Jeffery Greenblatt is a Staff Scientist with Berkeley Lab's Sustainable Energy System (SES) Group, where he has been involved with modeling pathways for California's low-carbon energy future since 2009. Jeff also works on the life-cycle assessment of emerging technologies including artificial photosynthesis (sponsored by DOE's Joint Center for Artificial Photosynthesis) and autonomous vehicles, and is involved with both DOE's Quadrennial Technology Review and Quadrennial Energy Review efforts. He has almost 15 years of experience in climate change and low-carbon energy technology assessment and modeling. 

 

Junling Huang

Dr. Junling Huang directs UC Berkeley's BECI-China Project, which seeks to address China’s energy and climate challenges by bringing science and technology into the design of public policy. His research interests include China’s energy and climate policy, China’s science and technology policy, and China’s governance.

 

Nina Khanna

Nina Zheng Khanna is a Scientific Engineering Associate in Berkeley Lab's China Energy Group. Since 2007, she has been working on China's appliance efficiency standards and labeling programs, building energy efficiency, bottom-up energy end-use modeling, low carbon cities development, and energy supply and energy policy analysis.

 

AngeLa (Xu) Liu

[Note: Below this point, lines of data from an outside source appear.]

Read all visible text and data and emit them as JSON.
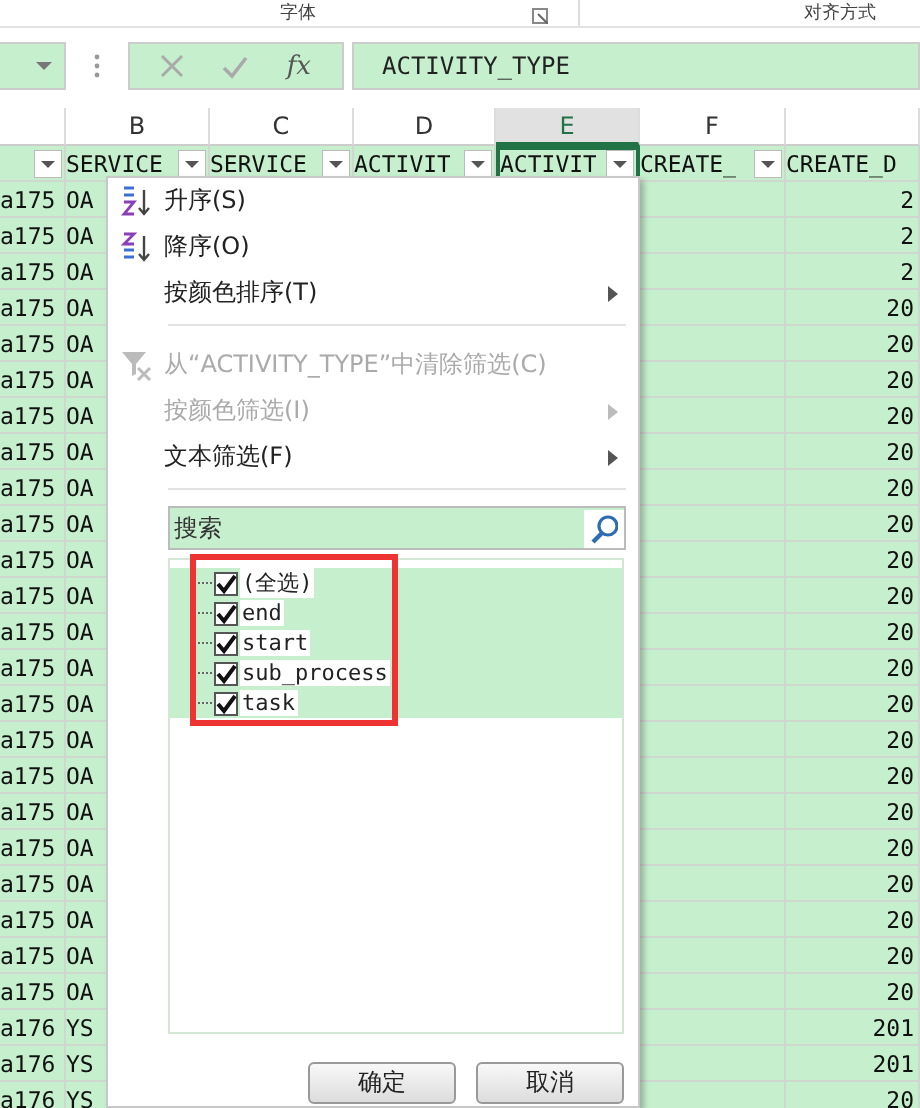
{
  "ribbon": {
    "groups": [
      {
        "label": "字体"
      },
      {
        "label": "对齐方式"
      }
    ]
  },
  "formula_bar": {
    "fx": "fx",
    "formula": "ACTIVITY_TYPE"
  },
  "columns": [
    {
      "header_filter": true,
      "selected": false
    },
    {
      "letter": "B",
      "header": "SERVICE",
      "header_filter": true,
      "selected": false
    },
    {
      "letter": "C",
      "header": "SERVICE",
      "header_filter": true,
      "selected": false
    },
    {
      "letter": "D",
      "header": "ACTIVIT",
      "header_filter": true,
      "selected": false
    },
    {
      "letter": "E",
      "header": "ACTIVIT",
      "header_filter": true,
      "selected": true
    },
    {
      "letter": "F",
      "header": "CREATE_",
      "header_filter": true,
      "selected": false
    },
    {
      "header": "CREATE_D",
      "header_filter": false,
      "selected": false
    }
  ],
  "rows": [
    {
      "col_a": "a175",
      "col_b": "OA",
      "col_g": "2"
    },
    {
      "col_a": "a175",
      "col_b": "OA",
      "col_g": "2"
    },
    {
      "col_a": "a175",
      "col_b": "OA",
      "col_g": "2"
    },
    {
      "col_a": "a175",
      "col_b": "OA",
      "col_g": "20"
    },
    {
      "col_a": "a175",
      "col_b": "OA",
      "col_g": "20"
    },
    {
      "col_a": "a175",
      "col_b": "OA",
      "col_g": "20"
    },
    {
      "col_a": "a175",
      "col_b": "OA",
      "col_g": "20"
    },
    {
      "col_a": "a175",
      "col_b": "OA",
      "col_g": "20"
    },
    {
      "col_a": "a175",
      "col_b": "OA",
      "col_g": "20"
    },
    {
      "col_a": "a175",
      "col_b": "OA",
      "col_g": "20"
    },
    {
      "col_a": "a175",
      "col_b": "OA",
      "col_g": "20"
    },
    {
      "col_a": "a175",
      "col_b": "OA",
      "col_g": "20"
    },
    {
      "col_a": "a175",
      "col_b": "OA",
      "col_g": "20"
    },
    {
      "col_a": "a175",
      "col_b": "OA",
      "col_g": "20"
    },
    {
      "col_a": "a175",
      "col_b": "OA",
      "col_g": "20"
    },
    {
      "col_a": "a175",
      "col_b": "OA",
      "col_g": "20"
    },
    {
      "col_a": "a175",
      "col_b": "OA",
      "col_g": "20"
    },
    {
      "col_a": "a175",
      "col_b": "OA",
      "col_g": "20"
    },
    {
      "col_a": "a175",
      "col_b": "OA",
      "col_g": "20"
    },
    {
      "col_a": "a175",
      "col_b": "OA",
      "col_g": "20"
    },
    {
      "col_a": "a175",
      "col_b": "OA",
      "col_g": "20"
    },
    {
      "col_a": "a175",
      "col_b": "OA",
      "col_g": "20"
    },
    {
      "col_a": "a175",
      "col_b": "OA",
      "col_g": "20"
    },
    {
      "col_a": "a176",
      "col_b": "YS",
      "col_g": "201"
    },
    {
      "col_a": "a176",
      "col_b": "YS",
      "col_g": "201"
    },
    {
      "col_a": "a176",
      "col_b": "YS",
      "col_g": "20"
    }
  ],
  "filter_menu": {
    "items": [
      {
        "kind": "sort_asc",
        "label": "升序(S)",
        "disabled": false,
        "submenu": false
      },
      {
        "kind": "sort_desc",
        "label": "降序(O)",
        "disabled": false,
        "submenu": false
      },
      {
        "kind": "plain",
        "label": "按颜色排序(T)",
        "disabled": false,
        "submenu": true
      },
      {
        "kind": "separator"
      },
      {
        "kind": "clear_filter",
        "label": "从“ACTIVITY_TYPE”中清除筛选(C)",
        "disabled": true,
        "submenu": false
      },
      {
        "kind": "plain",
        "label": "按颜色筛选(I)",
        "disabled": true,
        "submenu": true
      },
      {
        "kind": "plain",
        "label": "文本筛选(F)",
        "disabled": false,
        "submenu": true
      },
      {
        "kind": "separator"
      }
    ],
    "search": {
      "placeholder": "搜索"
    },
    "values": [
      {
        "label": "(全选)",
        "checked": true
      },
      {
        "label": "end",
        "checked": true
      },
      {
        "label": "start",
        "checked": true
      },
      {
        "label": "sub_process",
        "checked": true
      },
      {
        "label": "task",
        "checked": true
      }
    ],
    "buttons": [
      {
        "label": "确定"
      },
      {
        "label": "取消"
      }
    ]
  },
  "annotation": {
    "color": "#ee3333"
  }
}
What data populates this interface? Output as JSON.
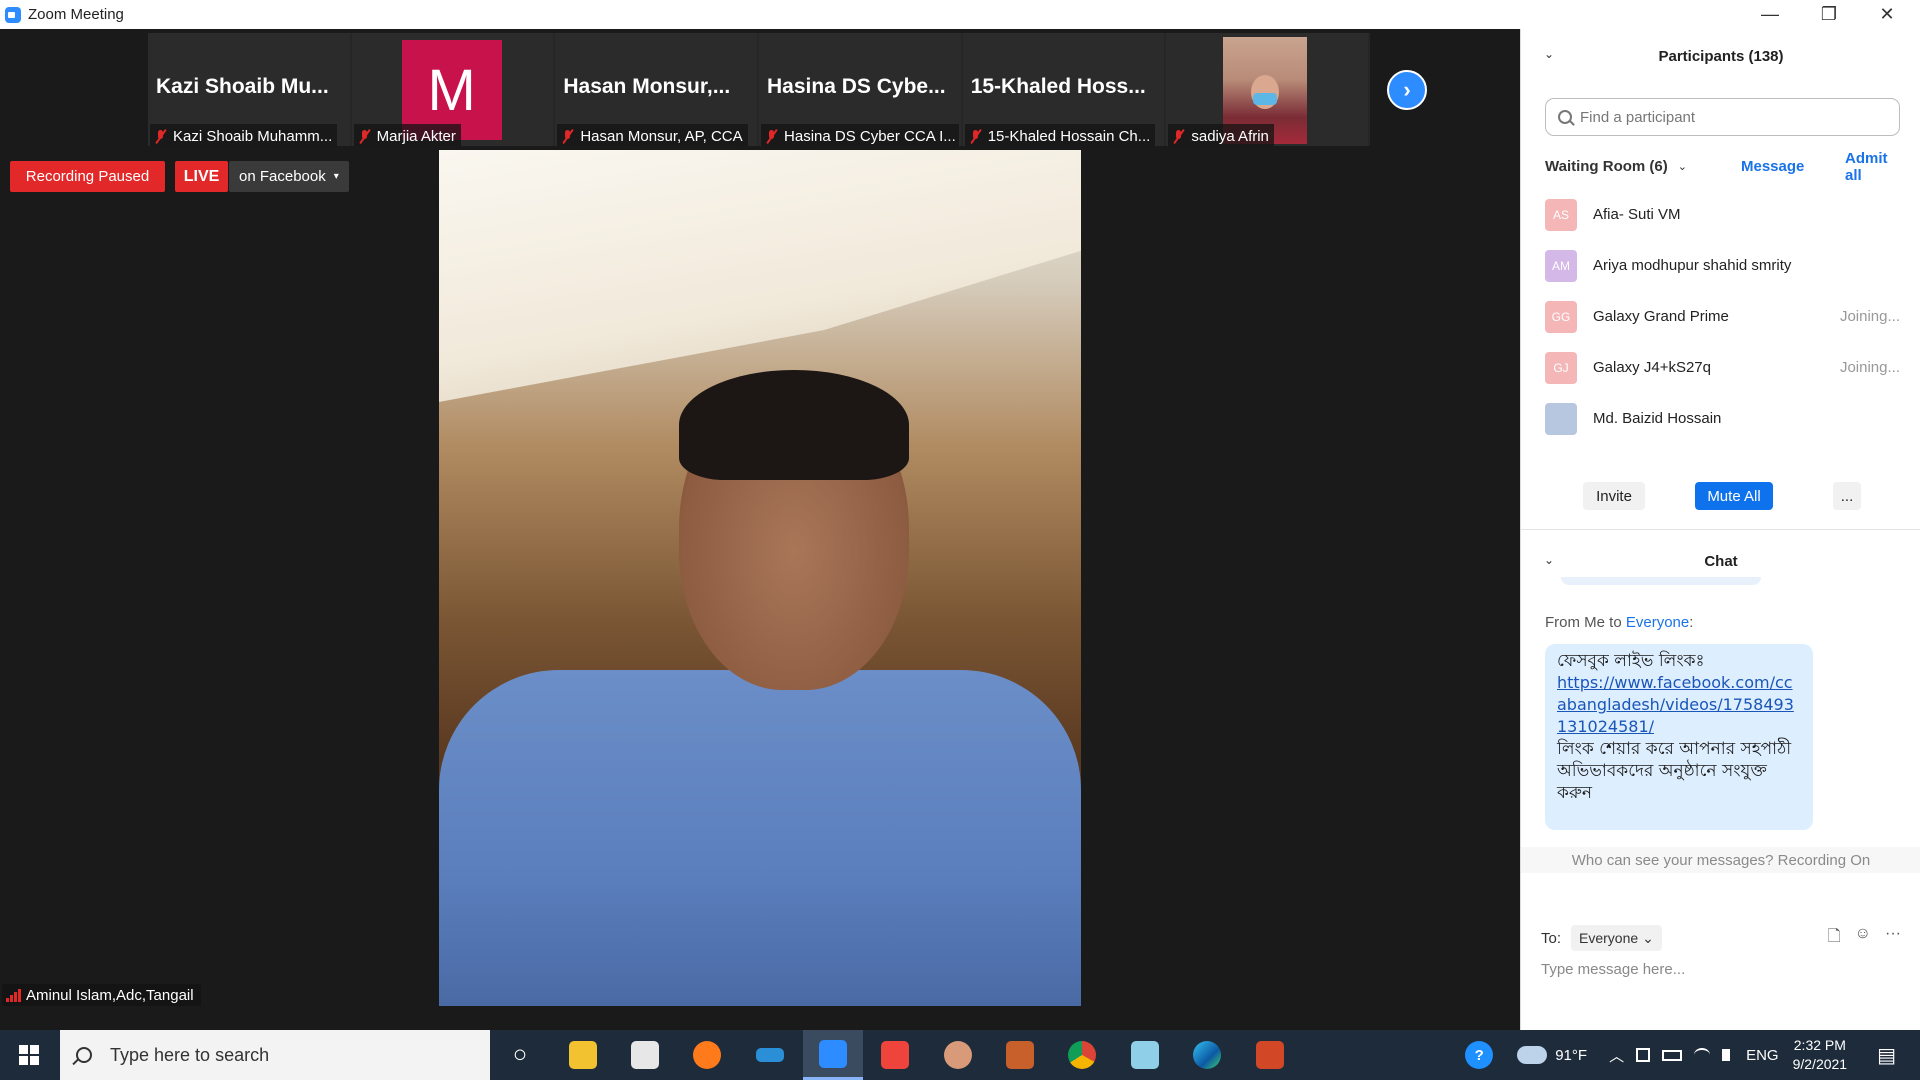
{
  "window": {
    "title": "Zoom Meeting",
    "minimize": "—",
    "restore": "❐",
    "close": "✕"
  },
  "tiles": [
    {
      "big": "Kazi Shoaib Mu...",
      "label": "Kazi Shoaib Muhamm..."
    },
    {
      "avatar_letter": "M",
      "label": "Marjia Akter"
    },
    {
      "big": "Hasan Monsur,...",
      "label": "Hasan Monsur, AP, CCA"
    },
    {
      "big": "Hasina DS Cybe...",
      "label": "Hasina DS Cyber CCA I..."
    },
    {
      "big": "15-Khaled Hoss...",
      "label": "15-Khaled Hossain Ch..."
    },
    {
      "label": "sadiya Afrin"
    }
  ],
  "next_arrow": "›",
  "status": {
    "recording": "Recording Paused",
    "live": "LIVE",
    "live_target": "on Facebook",
    "caret": "▾"
  },
  "speaker": {
    "name": "Aminul Islam,Adc,Tangail"
  },
  "participants": {
    "title": "Participants (138)",
    "collapse": "⌄",
    "search_placeholder": "Find a participant",
    "waiting_room": "Waiting Room (6)",
    "waiting_chevron": "⌄",
    "message": "Message",
    "admit_all": "Admit all",
    "list": [
      {
        "initials": "AS",
        "name": "Afia- Suti VM",
        "status": "",
        "color": "#f4b6b6"
      },
      {
        "initials": "AM",
        "name": "Ariya modhupur shahid smrity",
        "status": "",
        "color": "#d4b8e8"
      },
      {
        "initials": "GG",
        "name": "Galaxy Grand Prime",
        "status": "Joining...",
        "color": "#f4b6b6"
      },
      {
        "initials": "GJ",
        "name": "Galaxy J4+kS27q",
        "status": "Joining...",
        "color": "#f4b6b6"
      },
      {
        "initials": "",
        "name": "Md. Baizid Hossain",
        "status": "",
        "color": "#b7c7e0"
      }
    ],
    "invite": "Invite",
    "mute_all": "Mute All",
    "more": "..."
  },
  "chat": {
    "title": "Chat",
    "collapse": "⌄",
    "from_prefix": "From Me to ",
    "from_to": "Everyone",
    "from_suffix": ":",
    "line1": "ফেসবুক লাইভ লিংকঃ",
    "link": "https://www.facebook.com/ccabangladesh/videos/1758493131024581/",
    "line3": "লিংক শেয়ার করে আপনার সহপাঠী অভিভাবকদের অনুষ্ঠানে সংযুক্ত করুন",
    "who_can_see": "Who can see your messages? Recording On",
    "to_label": "To:",
    "to_value": "Everyone",
    "to_caret": "⌄",
    "placeholder": "Type message here...",
    "file_icon": "🗋",
    "emoji_icon": "☺",
    "more_icon": "···"
  },
  "taskbar": {
    "search_placeholder": "Type here to search",
    "weather": "91°F",
    "lang": "ENG",
    "time": "2:32 PM",
    "date": "9/2/2021",
    "cortana": "○",
    "help": "?",
    "chevron_up": "︿",
    "notification": "▤"
  }
}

Angela (Xu) Liu is a senior research associate in Berkeley Lab's China Energy Group. Her recent research focuses on energy efficiency improvement and low carbon development in China. Prior to joining Berkeley Lab, Angela worked at Resources for the Future as a research assistant in Washington DC, where she assessed the design of three carbon trading pilots in China.

 

David Roland-Holst

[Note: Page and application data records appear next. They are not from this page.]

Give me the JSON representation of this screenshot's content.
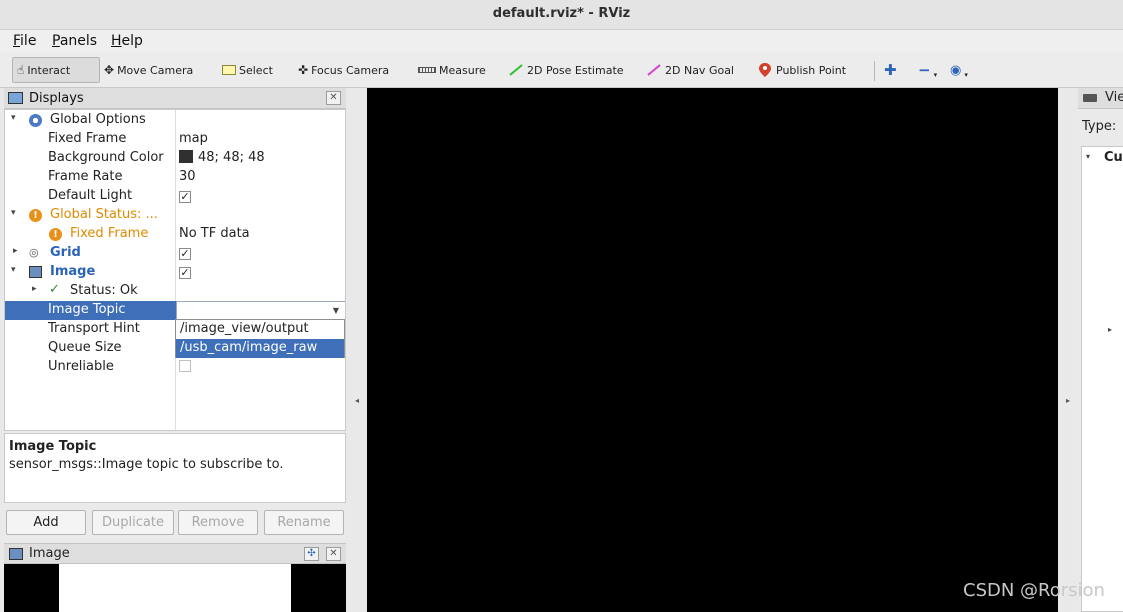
{
  "window": {
    "title": "default.rviz* - RViz"
  },
  "menu": [
    {
      "mnemonic": "F",
      "rest": "ile"
    },
    {
      "mnemonic": "P",
      "rest": "anels"
    },
    {
      "mnemonic": "H",
      "rest": "elp"
    }
  ],
  "toolbar": {
    "interact": "Interact",
    "move_camera": "Move Camera",
    "select": "Select",
    "focus_camera": "Focus Camera",
    "measure": "Measure",
    "pose_estimate": "2D Pose Estimate",
    "nav_goal": "2D Nav Goal",
    "publish_point": "Publish Point",
    "colors": {
      "pose_estimate": "#2fbf2f",
      "nav_goal": "#d63fd6",
      "publish_point": "#d2412b"
    }
  },
  "displays_panel": {
    "title": "Displays",
    "global_options": "Global Options",
    "fixed_frame": {
      "label": "Fixed Frame",
      "value": "map"
    },
    "background_color": {
      "label": "Background Color",
      "value": "48; 48; 48",
      "swatch": "#303030"
    },
    "frame_rate": {
      "label": "Frame Rate",
      "value": "30"
    },
    "default_light": {
      "label": "Default Light",
      "checked": true
    },
    "global_status": "Global Status: ...",
    "status_fixed_frame": {
      "label": "Fixed Frame",
      "value": "No TF data"
    },
    "grid": {
      "label": "Grid",
      "checked": true
    },
    "image": {
      "label": "Image",
      "checked": true
    },
    "status_ok": "Status: Ok",
    "image_topic": {
      "label": "Image Topic",
      "value": ""
    },
    "transport_hint": "Transport Hint",
    "queue_size": "Queue Size",
    "unreliable": {
      "label": "Unreliable",
      "checked": false
    },
    "topic_options": [
      "/image_view/output",
      "/usb_cam/image_raw"
    ],
    "highlighted_option": "/usb_cam/image_raw"
  },
  "description": {
    "title": "Image Topic",
    "text": "sensor_msgs::Image topic to subscribe to."
  },
  "buttons": {
    "add": "Add",
    "duplicate": "Duplicate",
    "remove": "Remove",
    "rename": "Rename"
  },
  "image_panel": {
    "title": "Image"
  },
  "views_panel": {
    "title": "Vie",
    "type_label": "Type:",
    "current": "Cur"
  },
  "watermark": "CSDN @Rorsion"
}
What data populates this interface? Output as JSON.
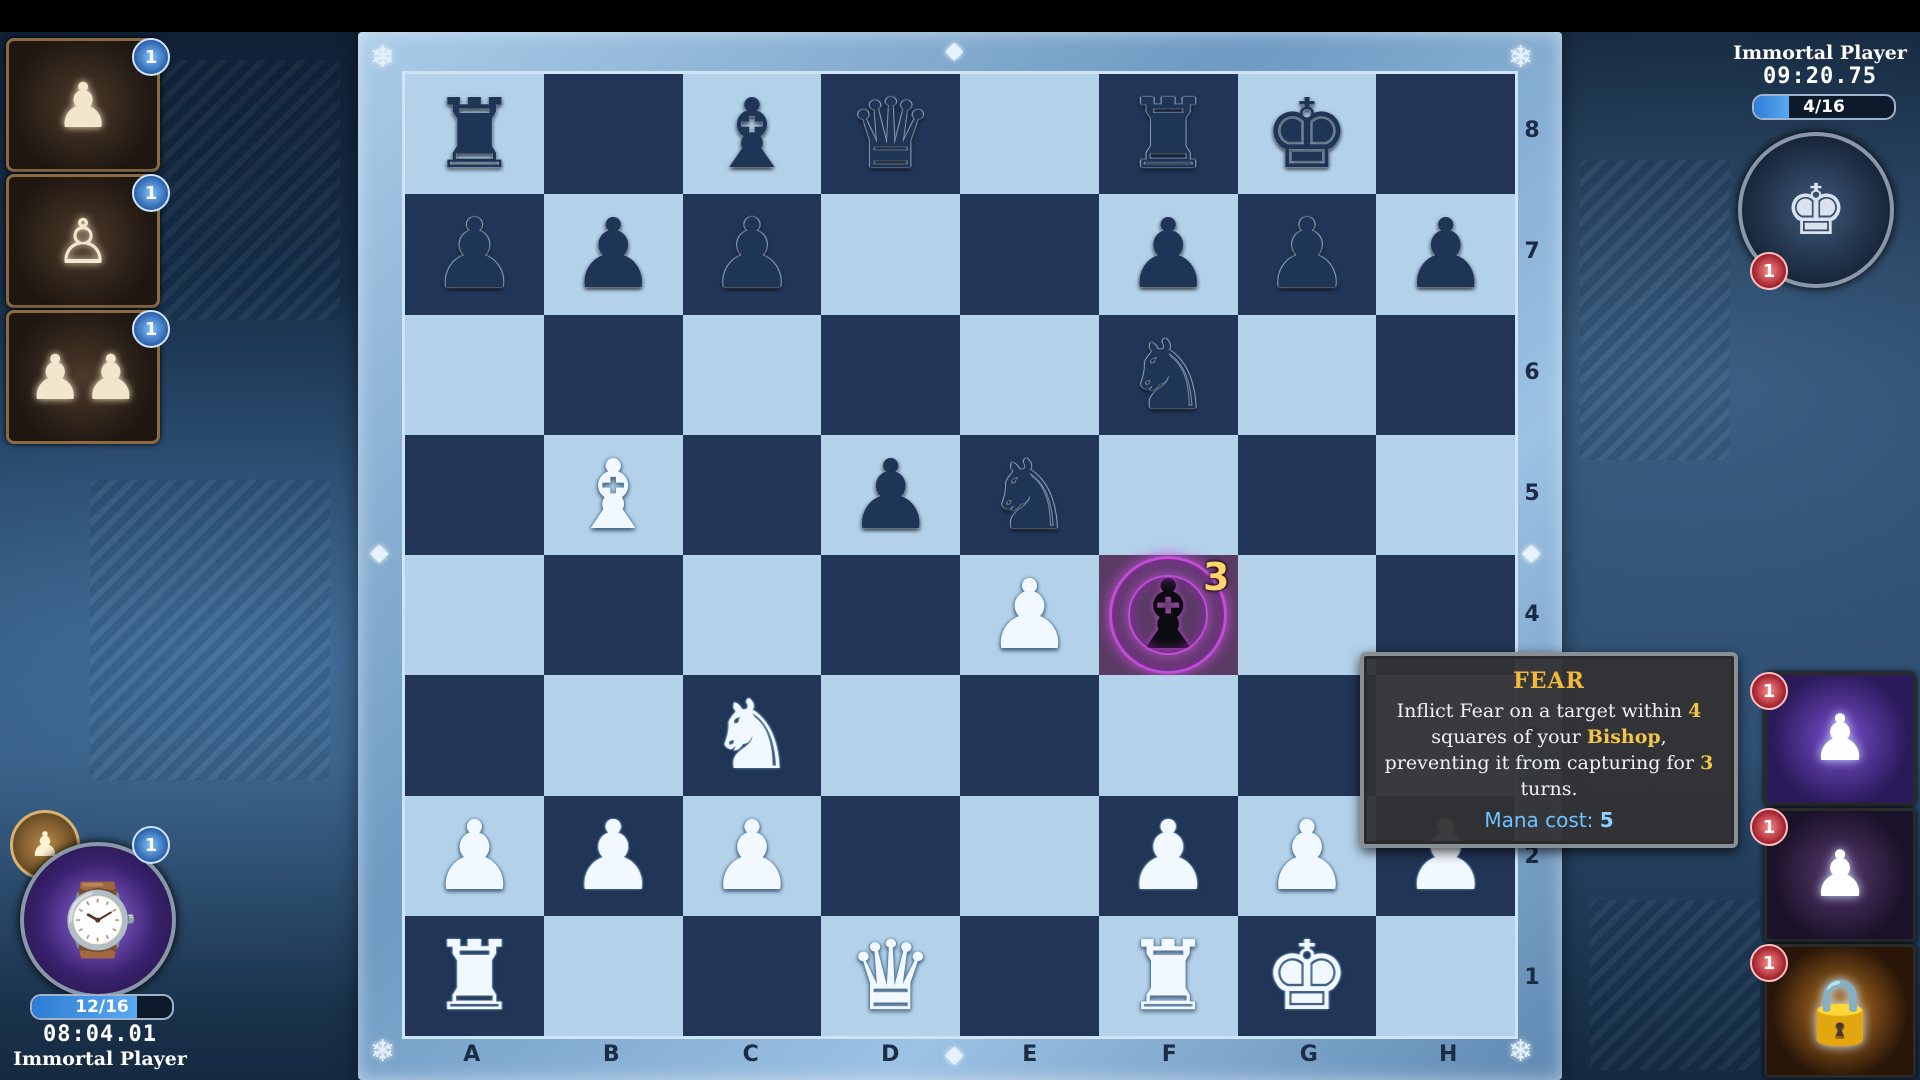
{
  "files": [
    "A",
    "B",
    "C",
    "D",
    "E",
    "F",
    "G",
    "H"
  ],
  "ranks": [
    "8",
    "7",
    "6",
    "5",
    "4",
    "3",
    "2",
    "1"
  ],
  "board": [
    [
      "br",
      "",
      "bb",
      "bq",
      "",
      "br",
      "bk",
      ""
    ],
    [
      "bp",
      "bp",
      "bp",
      "",
      "",
      "bp",
      "bp",
      "bp"
    ],
    [
      "",
      "",
      "",
      "",
      "",
      "bn",
      "",
      ""
    ],
    [
      "",
      "wb",
      "",
      "bp",
      "bn",
      "",
      "",
      ""
    ],
    [
      "",
      "",
      "",
      "",
      "wp",
      "fear",
      "",
      ""
    ],
    [
      "",
      "",
      "wn",
      "",
      "",
      "",
      "",
      ""
    ],
    [
      "wp",
      "wp",
      "wp",
      "",
      "",
      "wp",
      "wp",
      "wp"
    ],
    [
      "wr",
      "",
      "",
      "wq",
      "",
      "wr",
      "wk",
      ""
    ]
  ],
  "feared_square": {
    "piece_glyph": "♝",
    "turns_left": "3"
  },
  "player": {
    "name": "Immortal Player",
    "timer": "08:04.01",
    "mana": "12/16",
    "mana_fraction": 0.75,
    "ability_icons": [
      "pawn-comet-icon",
      "pawn-runes-icon",
      "twin-pawns-icon"
    ],
    "ability_orbs": [
      "1",
      "1",
      "1",
      "1"
    ]
  },
  "opponent": {
    "name": "Immortal Player",
    "timer": "09:20.75",
    "mana": "4/16",
    "mana_fraction": 0.25,
    "card_icons": [
      "pawn-swap-icon",
      "dark-pawn-sigil-icon",
      "chained-lock-icon"
    ],
    "orbs": [
      "1",
      "1",
      "1",
      "1"
    ]
  },
  "tooltip": {
    "title": "FEAR",
    "text_1": "Inflict Fear on a target within ",
    "range": "4",
    "text_2": " squares of your ",
    "piece": "Bishop",
    "text_3": ", preventing it from capturing for ",
    "turns": "3",
    "text_4": " turns.",
    "mana_label": "Mana cost: ",
    "mana_value": "5"
  },
  "colors": {
    "light_square": "#b3d2ea",
    "dark_square": "#213556",
    "accent_gold": "#f3b93c",
    "mana_blue": "#2e7dd6",
    "fear_purple": "#c04ed6"
  }
}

David Roland-Holst is adjunct professor of agricultural and resource economics in the College of Natural Resources at the University of California, Berkeley. He is an expert on the Chinese economy, international development, and environmental economics.

 

Bo Shen

Dr. Bo Shen is a Energy/Environmental Policy Research Scientist/Engineer in Berkeley Lab's China Group. His current work involves extensive collaboration with Chinese partners on improving China’s energy use through the design of enabling policies, reduction of industrial energy intensity, and the implementation of demand-side management programs.

 

Max Wei

Max Wei is a Program Manager in the Energy Analysis and Environmental Impacts Division at Berkeley Lab. Max has expertise in the areas of techno-economic analysis and life-cycle cost analysis of existing and emerging technology applications; manufacturing cost analysis and total cost of ownership modeling of existing and emerging energy technologies; and modeling future energy systems and scenarios.

 

Jingjing Zhang

Jingjing Zhang is a Postdoctoral Fellow with Berkeley Lab's China Energy Group. Her current work involves topics of urban sustainability transition and future low-emission pathways, as well as long-term energy-water nexus assessment and policy work.

 

Nan Zhou

Nan Zhou is a Staff Scientist and the Group Leader of Berkeley Lab's China Energy Group. Dr. Zhou is also the Director of the U.S.-China Clean Energy Center-Building Energy Efficiency (CERC-BEE).  Dr. Zhou’s work assists the Chinese government in connecting high level policy goals—energy security, economic growth, equity, etc.—with changes in energy investment, supply, and efficiency.